'Honesty is part of her constitution'
One of the most talked about topics at the 23rd Annual Tamaqua Street Machine Association Car Show held Sunday at Heisler's Cloverleaf Dairy Bar had nothing to do with cars.
Instead, it centered on an act of honesty; the kind of act people say restores their faith in mankind.A woman walking with her husband discovered $500 lying in the grass on the car show field in the Lewistown Valley. She promptly turned it over to TSMA officials who were successful in finding the owner after making repeated announcements on the public address system.The good samaritan, Victoria Stahler, Tamaqua, was strolling along with husband Dale in the early afternoon and admiring the rows of antique and classic cars when a gleam on the ground caught her eye."I saw something in the grass. I just noticed it. It was a metal money clip," said Stahler. She reached down and picked it up and discovered a roll of $100 bills. Stahler secured the money and walked to the main tent where she turned her find over to Crissy Wertz, TSMA activities chairwoman.After a few announcements to the crowd, a frantic couple emerged from the car show and acurrately described the clip and the exact amount of money they had lost. The funds were then returned to them. The middle-aged couple was unavailable to be interviewed.Before they disappeared into the crowd, they hugged Stahler and insisted she accept a small reward, something Staher felt unnecessary. Stahler did not want a fuss made over her act of honesty and said she simply did what she feels others would do in the same situation. She said it's the right thing to do."If I lost money, I'd hope someone would turn it in," said Stahler, owner of Victoria Stahler's Day Care, Penn Street, Tamaqua. Stahler was raised to be an honest, law abiding citizen, something she tries to pass on to youngsters in her charge. "At my day care, I try to teach this to the children."Husband Dale said he wasn't surprised by his wife's display of honesty. He said he's been married to Victoria for 43 years and honesty is part of her constitution. "She's always considerate of others.

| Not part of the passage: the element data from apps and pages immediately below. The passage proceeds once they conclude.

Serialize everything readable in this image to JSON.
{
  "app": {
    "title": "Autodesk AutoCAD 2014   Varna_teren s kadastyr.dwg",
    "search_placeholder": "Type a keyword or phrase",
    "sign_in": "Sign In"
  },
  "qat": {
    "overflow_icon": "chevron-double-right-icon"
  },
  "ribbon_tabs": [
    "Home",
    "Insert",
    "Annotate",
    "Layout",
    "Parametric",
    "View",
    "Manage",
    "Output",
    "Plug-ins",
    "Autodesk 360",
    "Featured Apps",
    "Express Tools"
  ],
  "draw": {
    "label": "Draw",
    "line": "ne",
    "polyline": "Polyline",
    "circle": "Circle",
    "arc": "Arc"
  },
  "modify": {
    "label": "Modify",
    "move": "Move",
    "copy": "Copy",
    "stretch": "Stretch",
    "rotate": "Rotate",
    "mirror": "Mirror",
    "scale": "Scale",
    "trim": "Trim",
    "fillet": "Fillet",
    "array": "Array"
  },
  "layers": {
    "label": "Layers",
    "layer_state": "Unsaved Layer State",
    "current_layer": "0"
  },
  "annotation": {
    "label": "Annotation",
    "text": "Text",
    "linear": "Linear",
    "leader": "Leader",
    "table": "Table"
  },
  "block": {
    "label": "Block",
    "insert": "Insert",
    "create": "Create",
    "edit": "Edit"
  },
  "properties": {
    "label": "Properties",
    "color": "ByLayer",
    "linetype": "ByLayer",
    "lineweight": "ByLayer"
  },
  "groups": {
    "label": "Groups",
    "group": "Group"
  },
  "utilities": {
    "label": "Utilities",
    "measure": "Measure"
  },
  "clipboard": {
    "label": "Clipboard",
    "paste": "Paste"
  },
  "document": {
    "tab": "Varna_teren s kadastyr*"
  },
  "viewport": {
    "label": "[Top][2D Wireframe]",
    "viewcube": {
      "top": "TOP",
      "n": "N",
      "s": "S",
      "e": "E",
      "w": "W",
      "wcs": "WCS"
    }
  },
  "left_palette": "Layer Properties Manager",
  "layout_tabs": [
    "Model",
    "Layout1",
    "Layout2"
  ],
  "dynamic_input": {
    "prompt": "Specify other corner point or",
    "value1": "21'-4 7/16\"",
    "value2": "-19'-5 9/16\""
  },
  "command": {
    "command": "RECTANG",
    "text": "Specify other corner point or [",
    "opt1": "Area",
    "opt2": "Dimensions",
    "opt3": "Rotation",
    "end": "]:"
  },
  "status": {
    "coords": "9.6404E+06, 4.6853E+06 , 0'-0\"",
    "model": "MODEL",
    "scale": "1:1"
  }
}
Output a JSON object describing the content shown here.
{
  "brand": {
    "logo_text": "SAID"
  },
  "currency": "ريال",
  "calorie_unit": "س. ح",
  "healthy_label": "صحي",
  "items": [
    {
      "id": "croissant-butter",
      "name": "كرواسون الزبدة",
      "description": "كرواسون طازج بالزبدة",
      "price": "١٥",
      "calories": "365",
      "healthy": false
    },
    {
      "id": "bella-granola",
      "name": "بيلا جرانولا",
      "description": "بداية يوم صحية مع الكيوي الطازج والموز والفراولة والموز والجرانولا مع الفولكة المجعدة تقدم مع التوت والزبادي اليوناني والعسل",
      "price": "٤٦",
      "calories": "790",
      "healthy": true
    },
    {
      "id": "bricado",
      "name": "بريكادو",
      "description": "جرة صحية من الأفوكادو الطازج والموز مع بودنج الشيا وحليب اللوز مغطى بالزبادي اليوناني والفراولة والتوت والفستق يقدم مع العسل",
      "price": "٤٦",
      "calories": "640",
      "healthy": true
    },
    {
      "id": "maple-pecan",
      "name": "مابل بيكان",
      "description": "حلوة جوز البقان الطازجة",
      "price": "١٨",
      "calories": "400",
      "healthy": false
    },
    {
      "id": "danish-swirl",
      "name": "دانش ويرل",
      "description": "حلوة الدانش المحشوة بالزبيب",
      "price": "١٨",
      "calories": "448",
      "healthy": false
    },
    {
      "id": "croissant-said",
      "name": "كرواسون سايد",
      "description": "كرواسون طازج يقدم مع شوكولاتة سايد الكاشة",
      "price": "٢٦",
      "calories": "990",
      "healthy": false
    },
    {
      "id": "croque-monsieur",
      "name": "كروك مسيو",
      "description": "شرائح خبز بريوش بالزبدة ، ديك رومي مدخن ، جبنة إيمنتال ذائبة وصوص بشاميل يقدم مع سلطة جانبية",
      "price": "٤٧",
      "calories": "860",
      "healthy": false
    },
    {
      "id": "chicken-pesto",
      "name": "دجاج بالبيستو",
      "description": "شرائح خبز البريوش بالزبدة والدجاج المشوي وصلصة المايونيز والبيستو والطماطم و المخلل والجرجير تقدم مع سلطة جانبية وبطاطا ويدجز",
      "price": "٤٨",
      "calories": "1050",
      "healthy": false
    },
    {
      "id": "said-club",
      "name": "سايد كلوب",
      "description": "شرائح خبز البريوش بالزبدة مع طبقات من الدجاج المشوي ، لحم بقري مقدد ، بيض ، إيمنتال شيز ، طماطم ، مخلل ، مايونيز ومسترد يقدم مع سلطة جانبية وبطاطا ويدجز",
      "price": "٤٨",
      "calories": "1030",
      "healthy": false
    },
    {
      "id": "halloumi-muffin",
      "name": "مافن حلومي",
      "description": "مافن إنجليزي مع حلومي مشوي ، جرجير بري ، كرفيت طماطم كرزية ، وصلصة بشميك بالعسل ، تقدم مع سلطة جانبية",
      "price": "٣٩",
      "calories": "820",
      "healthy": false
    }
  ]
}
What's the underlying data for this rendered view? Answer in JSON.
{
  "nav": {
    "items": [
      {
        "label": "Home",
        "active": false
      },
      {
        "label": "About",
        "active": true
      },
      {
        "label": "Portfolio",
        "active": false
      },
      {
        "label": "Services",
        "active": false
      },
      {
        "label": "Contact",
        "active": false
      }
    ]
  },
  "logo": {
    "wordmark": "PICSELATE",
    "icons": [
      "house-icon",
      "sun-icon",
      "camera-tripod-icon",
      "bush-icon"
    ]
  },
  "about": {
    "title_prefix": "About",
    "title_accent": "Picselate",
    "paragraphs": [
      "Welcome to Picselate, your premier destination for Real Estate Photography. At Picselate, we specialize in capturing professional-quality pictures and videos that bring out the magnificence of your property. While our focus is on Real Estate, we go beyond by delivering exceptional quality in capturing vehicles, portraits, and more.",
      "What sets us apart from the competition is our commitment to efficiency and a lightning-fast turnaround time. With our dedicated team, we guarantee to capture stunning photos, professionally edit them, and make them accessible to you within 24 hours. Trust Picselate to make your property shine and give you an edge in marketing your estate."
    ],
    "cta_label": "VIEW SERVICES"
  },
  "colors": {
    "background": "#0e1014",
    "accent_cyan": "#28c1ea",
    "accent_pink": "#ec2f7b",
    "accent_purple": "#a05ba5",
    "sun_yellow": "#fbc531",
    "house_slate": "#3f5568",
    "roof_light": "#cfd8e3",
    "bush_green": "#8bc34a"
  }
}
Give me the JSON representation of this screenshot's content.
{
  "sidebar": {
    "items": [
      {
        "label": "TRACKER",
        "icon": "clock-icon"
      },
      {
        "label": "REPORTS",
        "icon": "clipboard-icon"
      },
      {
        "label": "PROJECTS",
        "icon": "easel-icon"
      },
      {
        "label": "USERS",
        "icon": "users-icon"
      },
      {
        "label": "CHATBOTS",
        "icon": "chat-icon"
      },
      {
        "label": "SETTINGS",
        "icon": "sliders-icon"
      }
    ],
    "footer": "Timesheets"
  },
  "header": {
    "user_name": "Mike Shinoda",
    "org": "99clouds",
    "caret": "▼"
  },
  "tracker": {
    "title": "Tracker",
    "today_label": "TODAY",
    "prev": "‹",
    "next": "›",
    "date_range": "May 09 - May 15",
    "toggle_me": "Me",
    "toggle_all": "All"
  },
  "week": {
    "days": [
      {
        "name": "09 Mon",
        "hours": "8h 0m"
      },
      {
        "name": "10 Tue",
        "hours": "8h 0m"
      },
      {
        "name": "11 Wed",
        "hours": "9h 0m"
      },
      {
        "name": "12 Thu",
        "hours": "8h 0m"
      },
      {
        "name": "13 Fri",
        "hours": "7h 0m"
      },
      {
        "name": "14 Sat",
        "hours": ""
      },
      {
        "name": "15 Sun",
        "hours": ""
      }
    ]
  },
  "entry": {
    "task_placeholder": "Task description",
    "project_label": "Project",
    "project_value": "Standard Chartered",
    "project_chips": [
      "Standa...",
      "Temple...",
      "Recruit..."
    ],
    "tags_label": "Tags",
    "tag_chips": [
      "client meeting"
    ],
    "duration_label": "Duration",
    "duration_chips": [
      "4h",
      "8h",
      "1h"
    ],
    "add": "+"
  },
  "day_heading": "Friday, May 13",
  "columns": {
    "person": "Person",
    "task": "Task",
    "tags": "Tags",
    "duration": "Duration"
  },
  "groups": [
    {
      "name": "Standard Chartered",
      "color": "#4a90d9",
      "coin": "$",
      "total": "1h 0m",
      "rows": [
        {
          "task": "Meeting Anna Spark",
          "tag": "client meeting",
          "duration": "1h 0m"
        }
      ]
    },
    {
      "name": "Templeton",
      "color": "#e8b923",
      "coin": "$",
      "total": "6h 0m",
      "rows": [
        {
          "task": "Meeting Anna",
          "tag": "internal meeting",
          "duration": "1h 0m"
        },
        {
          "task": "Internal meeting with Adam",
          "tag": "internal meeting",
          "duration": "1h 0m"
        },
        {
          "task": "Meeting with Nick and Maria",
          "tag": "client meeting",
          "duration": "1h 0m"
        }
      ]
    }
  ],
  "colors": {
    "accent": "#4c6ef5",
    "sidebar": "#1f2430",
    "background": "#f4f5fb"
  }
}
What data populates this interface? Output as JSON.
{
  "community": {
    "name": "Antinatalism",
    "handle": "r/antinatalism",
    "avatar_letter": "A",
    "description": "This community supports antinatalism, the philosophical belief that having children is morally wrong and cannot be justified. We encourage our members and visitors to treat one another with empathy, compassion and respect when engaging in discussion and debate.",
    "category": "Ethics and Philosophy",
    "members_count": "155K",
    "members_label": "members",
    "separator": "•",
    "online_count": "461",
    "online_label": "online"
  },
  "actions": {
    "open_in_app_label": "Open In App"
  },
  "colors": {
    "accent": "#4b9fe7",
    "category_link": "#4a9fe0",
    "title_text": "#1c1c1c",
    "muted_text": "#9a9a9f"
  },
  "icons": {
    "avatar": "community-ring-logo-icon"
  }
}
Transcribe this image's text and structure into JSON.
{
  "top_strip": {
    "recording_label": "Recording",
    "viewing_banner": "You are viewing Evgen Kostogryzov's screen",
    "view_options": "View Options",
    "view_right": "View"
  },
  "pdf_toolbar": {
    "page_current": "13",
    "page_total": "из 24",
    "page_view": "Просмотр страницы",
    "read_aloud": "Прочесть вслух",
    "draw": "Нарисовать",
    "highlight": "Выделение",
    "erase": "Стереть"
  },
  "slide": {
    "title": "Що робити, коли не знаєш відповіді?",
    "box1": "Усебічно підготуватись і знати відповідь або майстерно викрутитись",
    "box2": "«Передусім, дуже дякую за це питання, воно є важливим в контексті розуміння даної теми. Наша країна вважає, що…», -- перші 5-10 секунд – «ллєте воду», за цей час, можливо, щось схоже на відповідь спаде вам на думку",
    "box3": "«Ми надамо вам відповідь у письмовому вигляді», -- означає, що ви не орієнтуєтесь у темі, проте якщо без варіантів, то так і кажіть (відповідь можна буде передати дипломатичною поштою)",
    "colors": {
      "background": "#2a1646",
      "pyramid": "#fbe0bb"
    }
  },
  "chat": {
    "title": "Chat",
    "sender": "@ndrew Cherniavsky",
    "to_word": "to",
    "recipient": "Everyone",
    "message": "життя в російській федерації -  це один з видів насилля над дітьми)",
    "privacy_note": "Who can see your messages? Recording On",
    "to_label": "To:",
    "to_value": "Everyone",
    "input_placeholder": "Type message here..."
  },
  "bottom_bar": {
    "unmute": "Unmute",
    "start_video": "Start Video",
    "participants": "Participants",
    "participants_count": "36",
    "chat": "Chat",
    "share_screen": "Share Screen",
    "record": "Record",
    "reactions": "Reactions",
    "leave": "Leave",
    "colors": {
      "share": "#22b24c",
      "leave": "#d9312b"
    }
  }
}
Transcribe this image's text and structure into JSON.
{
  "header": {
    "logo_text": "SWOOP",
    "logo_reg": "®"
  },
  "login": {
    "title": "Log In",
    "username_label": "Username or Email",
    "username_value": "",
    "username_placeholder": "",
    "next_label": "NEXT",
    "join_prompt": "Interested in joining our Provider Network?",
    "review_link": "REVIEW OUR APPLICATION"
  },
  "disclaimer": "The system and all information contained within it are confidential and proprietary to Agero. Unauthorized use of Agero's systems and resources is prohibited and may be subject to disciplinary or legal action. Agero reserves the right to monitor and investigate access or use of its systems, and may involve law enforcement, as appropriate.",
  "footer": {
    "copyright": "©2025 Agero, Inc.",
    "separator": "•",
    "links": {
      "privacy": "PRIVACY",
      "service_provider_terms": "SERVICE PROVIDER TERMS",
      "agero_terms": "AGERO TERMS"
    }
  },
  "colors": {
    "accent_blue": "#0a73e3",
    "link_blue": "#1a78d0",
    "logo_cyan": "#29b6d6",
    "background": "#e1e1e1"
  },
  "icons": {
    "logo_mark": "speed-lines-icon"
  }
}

And she puts up with me," he added.As for the car show, between 300 and 400 classics, antiques and muscle cars were spread out among a field measuring 700 feet by 400 feet along a gently sloping hillside. The show returned to Heisler's Dairy last year after a nine-year absence from the site. During that time, the show took place at Hometown Farmers Market, Route 54."We were talking about moving it back for a couple years," said TSMA President Mark Blasko. "This is where the show originated."Ralph DeAngelo of New England Valley was on hand to advertise for sale his '66 Sting Ray with a rare combination of silver exterior and blue interior. DeAngelo said he was glad to see a large turnout for the event."The show's come a long way," he said, noting that Heisler's Dairy always has been popular with car show attendees. "The people like the miniature golf, arcade and ice cream. It's so relaxing sitting out here with the view of the mountains."Some said they enjoy a leisurely day at the TSMA car show because it gives them an opportunity to admire the hard work put into the vehicles."I like the red '66 Mustang," commented Matt Hope, Tamaqua. Hope, owner of Hope's Collision and Towing, appreciates vehicles of all makes.One man said he came to shop."I'm looking for an old Chevy convertible, maybe a Cavalier, or maybe a Chrysler Sebring, said Frank Garenty of Lakeside. Garenty said he had owned a black '59 Corvette for 40 years, having purchased it after admiring one owned by the late Roy Ackerman, longtime photographer with the Tamaqua Evening Courier.Those showing their classic, antique and muscle cars said spectators offered abundant praise. Clarence "Beetle" McGeehan, Tamaqua, showed his '08 Shelby GT500, 5.4L supercharged Mustang. The 500-hp, six-speed muscle car drew plenty of comments."A lot of people said they like the color," noted McGeehan. The car features a rich blue metallic finish and wide white racing stripes.Participating in his first-ever car show, Scott Serfass, New Ringgold, was delighted when a woman in the crowd said that his freshly painted white '85 Monte Carlo Super Sport was the cleanest looking car at the show.A flea market area also was busy throughout the day."We're making a lot of contacts for the upcoming Pumpkin Patch," said Beaty Ann Schafer of East Weissport. Schafer was assisting at Troxell's Produce stand, where Indian corn, pumpkins, gourds, bales of hay and all things autumn were on sale.TSMA event organizers said they were pleased with the picture-perfect weather and strong turnout, especially considering that other major events were taking place nearby on the same day, including a popular craft show in Hometown and a Corvette show in Schuylkill Haven.Judges awarded multiple honors in each of 29 classes, along with a variety of special awards.